- The following are not "bona fide" fringe benefits (nor can they be considered equivalent benefits for SCA purposes):
- Benefit plans or trusts which are disapproved by the Internal Revenue Service as not satisfying the requirements of the Internal Revenue Code or which do not meet the requirements of the Employee Retirement Income Security Act of 1974. 29 C.F.R. § 4.171(a)(5).
- Any benefit required by any other federal law or by any State or local law, such as unemployment compensation, workers' compensation, or social security. 29 C.F.R. § 4.171(c).
- Board, lodging or other facilities for which the cost or value, determined in accordance with regulations under the FLSA contained in 29 C.F.R. Part 531 (though they may be creditable toward the payment of monetary wages specified under the SCA). 29 C.F.R. §§ 4.167 and 4.171(d).
- Facilities primarily for the benefit or convenience of the contractor or the cost of which is properly a business expense of the contractor, such as relocation expenses, travel and transportation expenses incident to employment; incentive or suggestion awards, recruitment bonuses; tools and other materials and services incidental to the employer's performance of the contract and the carrying on of his business; and the cost of furnishing, laundering, and maintaining uniforms and/or related apparel or equipment where employees are required by the contractor, the SCA contract, by law, or by the nature of the work, to wear such items. 29 C.F.R. §§ 4.168 and 4.171(e).
- Contributions by contractors for such items as social functions or parties for employees, flowers, cards, or gifts on employee birthdays, anniversaries, etc. (sunshine funds), employee rest or recreation rooms, paid coffee breaks, magazine subscriptions, and professional association or club dues.
- 29 C.F.R. § 4.171(f). Fringe benefits and overtime pay:
- CWHSSA requires that on contracts to which it applies, any laborer or mechanic, including any guard or watchman, who performs over 40 hours of contract work in a workweek must be compensated "at a rate not less than one and one-half times the basic rate of pay for all hours worked in excess of 40 hours in the workweek". The basic rate of pay excludes "bona fide" fringe benefits and cash equivalent payments. 29 C.F.R. § 4.180.
- 29 C.F.R. § 778.215 and 29 C.F.R. §§ 4.177(e) and 4.182 discuss the parallel exclusion of fringe benefits from the "regular rate" for overtime purposes under the FLSA.
Consulting Services We Provide
- Review public works preconstruction contracts

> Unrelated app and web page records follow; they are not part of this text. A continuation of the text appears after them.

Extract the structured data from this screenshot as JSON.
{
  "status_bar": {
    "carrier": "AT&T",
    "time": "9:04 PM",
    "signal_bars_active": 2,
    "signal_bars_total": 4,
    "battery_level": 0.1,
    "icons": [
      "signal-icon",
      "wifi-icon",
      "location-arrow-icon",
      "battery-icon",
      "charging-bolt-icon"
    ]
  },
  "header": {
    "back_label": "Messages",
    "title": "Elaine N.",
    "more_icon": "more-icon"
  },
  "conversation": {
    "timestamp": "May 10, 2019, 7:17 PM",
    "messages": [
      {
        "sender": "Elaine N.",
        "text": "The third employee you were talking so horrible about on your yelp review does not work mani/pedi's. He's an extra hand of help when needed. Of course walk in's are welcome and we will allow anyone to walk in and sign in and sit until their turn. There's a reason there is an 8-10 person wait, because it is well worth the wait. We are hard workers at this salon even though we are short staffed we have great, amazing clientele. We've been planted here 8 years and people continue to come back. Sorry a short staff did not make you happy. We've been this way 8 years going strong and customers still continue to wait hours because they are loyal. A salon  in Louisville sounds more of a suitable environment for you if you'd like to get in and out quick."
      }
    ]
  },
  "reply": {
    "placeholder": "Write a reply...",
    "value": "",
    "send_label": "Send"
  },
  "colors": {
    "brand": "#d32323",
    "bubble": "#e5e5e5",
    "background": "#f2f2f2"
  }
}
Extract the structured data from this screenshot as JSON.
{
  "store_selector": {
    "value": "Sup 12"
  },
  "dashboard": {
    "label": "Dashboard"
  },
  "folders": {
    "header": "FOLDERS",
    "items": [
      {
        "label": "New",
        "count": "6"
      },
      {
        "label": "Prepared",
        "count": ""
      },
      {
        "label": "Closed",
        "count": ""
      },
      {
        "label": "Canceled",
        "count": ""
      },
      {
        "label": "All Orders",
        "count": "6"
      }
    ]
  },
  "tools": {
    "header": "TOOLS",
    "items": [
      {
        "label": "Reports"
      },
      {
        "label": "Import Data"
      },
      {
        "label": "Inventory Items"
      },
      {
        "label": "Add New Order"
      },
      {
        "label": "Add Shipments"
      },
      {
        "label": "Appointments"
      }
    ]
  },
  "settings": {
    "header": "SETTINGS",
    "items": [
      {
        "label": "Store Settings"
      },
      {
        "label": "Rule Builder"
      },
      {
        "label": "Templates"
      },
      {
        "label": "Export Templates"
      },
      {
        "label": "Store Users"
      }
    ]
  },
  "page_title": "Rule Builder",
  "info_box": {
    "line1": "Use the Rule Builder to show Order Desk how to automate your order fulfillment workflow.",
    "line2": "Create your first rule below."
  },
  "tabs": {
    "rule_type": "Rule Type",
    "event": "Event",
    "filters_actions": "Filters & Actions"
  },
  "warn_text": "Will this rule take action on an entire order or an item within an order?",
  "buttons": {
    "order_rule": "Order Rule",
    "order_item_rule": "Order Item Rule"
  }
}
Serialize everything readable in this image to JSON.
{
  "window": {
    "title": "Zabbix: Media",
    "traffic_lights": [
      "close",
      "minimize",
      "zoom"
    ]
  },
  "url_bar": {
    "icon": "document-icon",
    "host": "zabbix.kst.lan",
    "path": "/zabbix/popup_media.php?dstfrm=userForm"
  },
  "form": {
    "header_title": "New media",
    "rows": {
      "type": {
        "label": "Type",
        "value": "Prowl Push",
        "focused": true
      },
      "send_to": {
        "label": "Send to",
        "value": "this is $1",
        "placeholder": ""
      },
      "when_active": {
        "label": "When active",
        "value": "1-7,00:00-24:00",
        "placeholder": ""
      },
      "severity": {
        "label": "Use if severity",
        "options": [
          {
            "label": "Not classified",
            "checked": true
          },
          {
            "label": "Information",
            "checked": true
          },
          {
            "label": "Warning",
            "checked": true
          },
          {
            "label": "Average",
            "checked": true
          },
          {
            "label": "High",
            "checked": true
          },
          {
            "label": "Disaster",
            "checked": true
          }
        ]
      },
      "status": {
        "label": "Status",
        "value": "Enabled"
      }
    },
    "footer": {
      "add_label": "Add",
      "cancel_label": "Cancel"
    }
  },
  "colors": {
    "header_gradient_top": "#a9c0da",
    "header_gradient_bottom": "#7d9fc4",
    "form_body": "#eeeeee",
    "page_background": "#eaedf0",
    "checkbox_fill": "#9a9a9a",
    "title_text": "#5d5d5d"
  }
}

- Monitor DIR contractor/subcontractor certified payrolls
- Audit labor classification for each worker employed
- Review DIR pre-DAS 140/142 submissions
- Review CAC training fund contributions form CAC-2
- Review DIR Fringe Benefits Statement PW-26
- Monitor DIR wage determinations
- Audit fringe benefits allowances
- Review DIR holiday payment requirements
- Audit DIR travel & subsistence requirements
- Caltrans Labor Compliance
- County of Sacramento Labor Compliance
- City of Los Angeles Labor Compliance
- Los Angeles Unified School District Labor Compliance
- Federal Davis-Bacon Project Monitoring
- Federal DBE Implementation & Review
- Federal FAA AIP Goal Setting
- DIR & Davis-Bacon Training
- DIR Civil Wage Penalty Review
- Local-Hire Review (e.g., San Francisco)
- Skilled and Trained Workforce
Give us a call to discuss your labor compliance requirements.
This email is intended for general information purposes only and should not be construed as legal advice
or legal opinions on any specific facts or circumstances.